This lack of evidence in the public domain prompted Robin Quinn in his book The Man who Broke the Bank at Monte Carlo to conclude, ‘The story has been told and retold many times: however, I doubt whether it is strictly true.’ He came to the quite reasonable conclusion that Joseph Hobson Jagger was a character conjured up by Victor Bethell to add colour to his 1901 book on the casino. This was when Robin and I first spoke of our mutual fascination with the men who broke the bank and our search for Joseph in particular.
Armed with my experience as a professional historian, I became determined to uncover what really happened, but I underestimated just how hard it would be to get to the truth behind the family story.
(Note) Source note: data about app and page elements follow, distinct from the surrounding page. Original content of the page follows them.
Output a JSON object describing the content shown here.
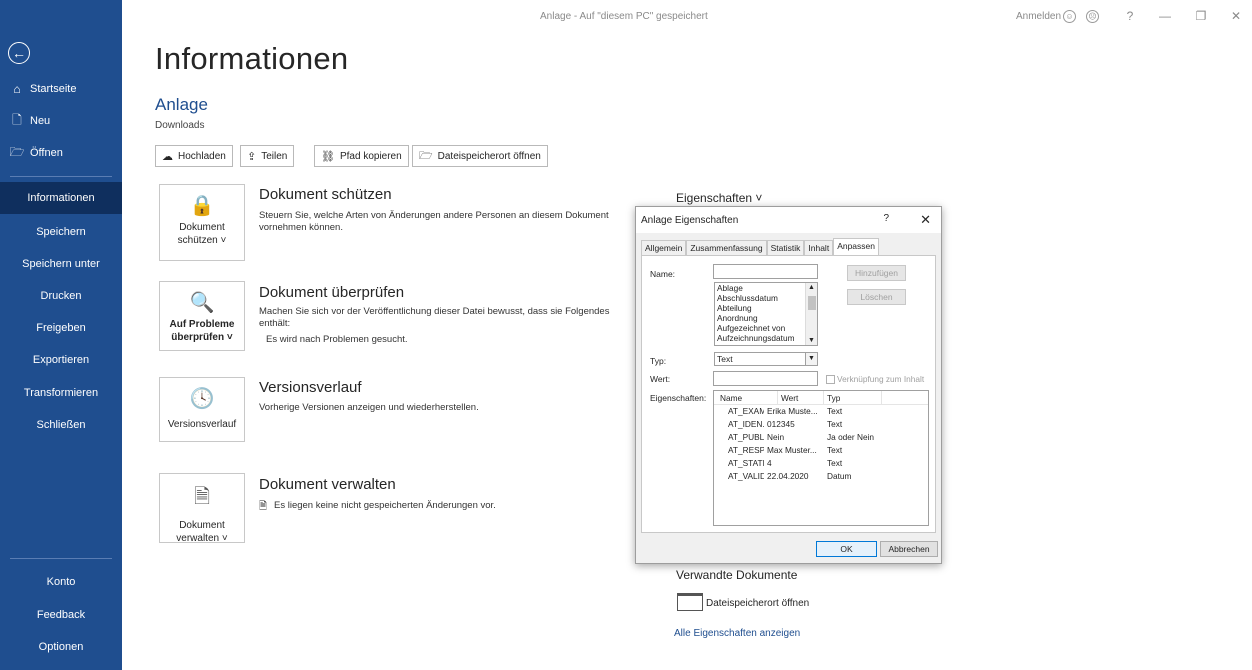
{
  "titlebar": {
    "title": "Anlage - Auf \"diesem PC\" gespeichert",
    "signin": "Anmelden",
    "help": "?",
    "minimize": "—",
    "restore": "❐",
    "close": "✕"
  },
  "sidebar": {
    "back": "←",
    "top_items": [
      {
        "label": "Startseite",
        "icon": "home-icon"
      },
      {
        "label": "Neu",
        "icon": "new-document-icon"
      },
      {
        "label": "Öffnen",
        "icon": "folder-open-icon"
      }
    ],
    "items": [
      "Informationen",
      "Speichern",
      "Speichern unter",
      "Drucken",
      "Freigeben",
      "Exportieren",
      "Transformieren",
      "Schließen"
    ],
    "active_index": 0,
    "bottom_items": [
      "Konto",
      "Feedback",
      "Optionen"
    ]
  },
  "main": {
    "title": "Informationen",
    "doc_name": "Anlage",
    "doc_location": "Downloads",
    "buttons": [
      "Hochladen",
      "Teilen",
      "Pfad kopieren",
      "Dateispeicherort öffnen"
    ],
    "sections": [
      {
        "card_label_1": "Dokument",
        "card_label_2": "schützen ˅",
        "title": "Dokument schützen",
        "text": "Steuern Sie, welche Arten von Änderungen andere Personen an diesem Dokument vornehmen können."
      },
      {
        "card_label_1": "Auf Probleme",
        "card_label_2": "überprüfen ˅",
        "title": "Dokument überprüfen",
        "text": "Machen Sie sich vor der Veröffentlichung dieser Datei bewusst, dass sie Folgendes enthält:",
        "bullet": "Es wird nach Problemen gesucht."
      },
      {
        "card_label_1": "Versionsverlauf",
        "card_label_2": "",
        "title": "Versionsverlauf",
        "text": "Vorherige Versionen anzeigen und wiederherstellen."
      },
      {
        "card_label_1": "Dokument",
        "card_label_2": "verwalten ˅",
        "title": "Dokument verwalten",
        "text": "Es liegen keine nicht gespeicherten Änderungen vor."
      }
    ],
    "right": {
      "properties_title": "Eigenschaften ˅",
      "related_title": "Verwandte Dokumente",
      "open_location": "Dateispeicherort öffnen",
      "all_properties": "Alle Eigenschaften anzeigen"
    }
  },
  "dialog": {
    "title": "Anlage Eigenschaften",
    "help": "?",
    "close": "✕",
    "tabs": [
      "Allgemein",
      "Zusammenfassung",
      "Statistik",
      "Inhalt",
      "Anpassen"
    ],
    "active_tab": 4,
    "name_label": "Name:",
    "name_value": "",
    "add_button": "Hinzufügen",
    "delete_button": "Löschen",
    "name_list": [
      "Ablage",
      "Abschlussdatum",
      "Abteilung",
      "Anordnung",
      "Aufgezeichnet von",
      "Aufzeichnungsdatum"
    ],
    "type_label": "Typ:",
    "type_value": "Text",
    "value_label": "Wert:",
    "value_value": "",
    "link_label": "Verknüpfung zum Inhalt",
    "props_label": "Eigenschaften:",
    "columns": [
      "Name",
      "Wert",
      "Typ"
    ],
    "rows": [
      [
        "AT_EXAM...",
        "Erika Muste...",
        "Text"
      ],
      [
        "AT_IDEN...",
        "012345",
        "Text"
      ],
      [
        "AT_PUBLI...",
        "Nein",
        "Ja oder Nein"
      ],
      [
        "AT_RESP...",
        "Max Muster...",
        "Text"
      ],
      [
        "AT_STATE",
        "4",
        "Text"
      ],
      [
        "AT_VALID...",
        "22.04.2020",
        "Datum"
      ]
    ],
    "ok": "OK",
    "cancel": "Abbrechen"
  }
}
So little of Joseph’s life remains. This is the challenge faced by anyone who has tried to track down their ancestors, particularly those whose ordinary, working class lives have been unrecorded and lost. There are of course the records of the official milestones in Joseph’s life revealed in the census, in marriage and birth certificates, wills and deeds but there is not much more. All I had at the start of my search was that Telegraph & Argus article, the words of the song The Man who broke the Bank at Monte Carlo and a photograph of Joseph Hobson Jagger that I had inherited.
My search for the truth about Joseph Hobson Jagger has taken me from Yorkshire to Monte Carlo, from archives in Bradford to those in South Africa and to seek help from amongst others Sotheby’s, Midland Railways and Thomas Cook. During my years of research, I’ve traced and met up with three branches of my family who have given me access to archives that have never been shared before. And I have uncovered seven generations of ancestors living in Bradford and working in its textile trade since the early 1700s. My book, From the Mill to Monte Carlo, is the first comprehensive account of Joseph’s life, his win and its legacy. It presents new evidence together with a new interpretation of events in Monte Carlo. I’ve discovered the truth behind the legend of Joseph Hobson Jagger; why he went to the casino, how he won a fortune and what happened to his millions. It reveals that his was an adventure made possible only through the time and place of his birth. Without his experience of Victorian Bradford, Joseph could never have defeated the roulette wheels of Monte Carlo.
Anne Fletcher’s book, From the Mill to Monte Carlo, is published by Amberley (www.amberley-books.com), ISBN 9 781445 671390
[Robin’s note: Anne’s comment about our early discussion made me smile! I was initially very doubtful about Joseph Jagger. But I’m a convert after reading Anne’s excellent book]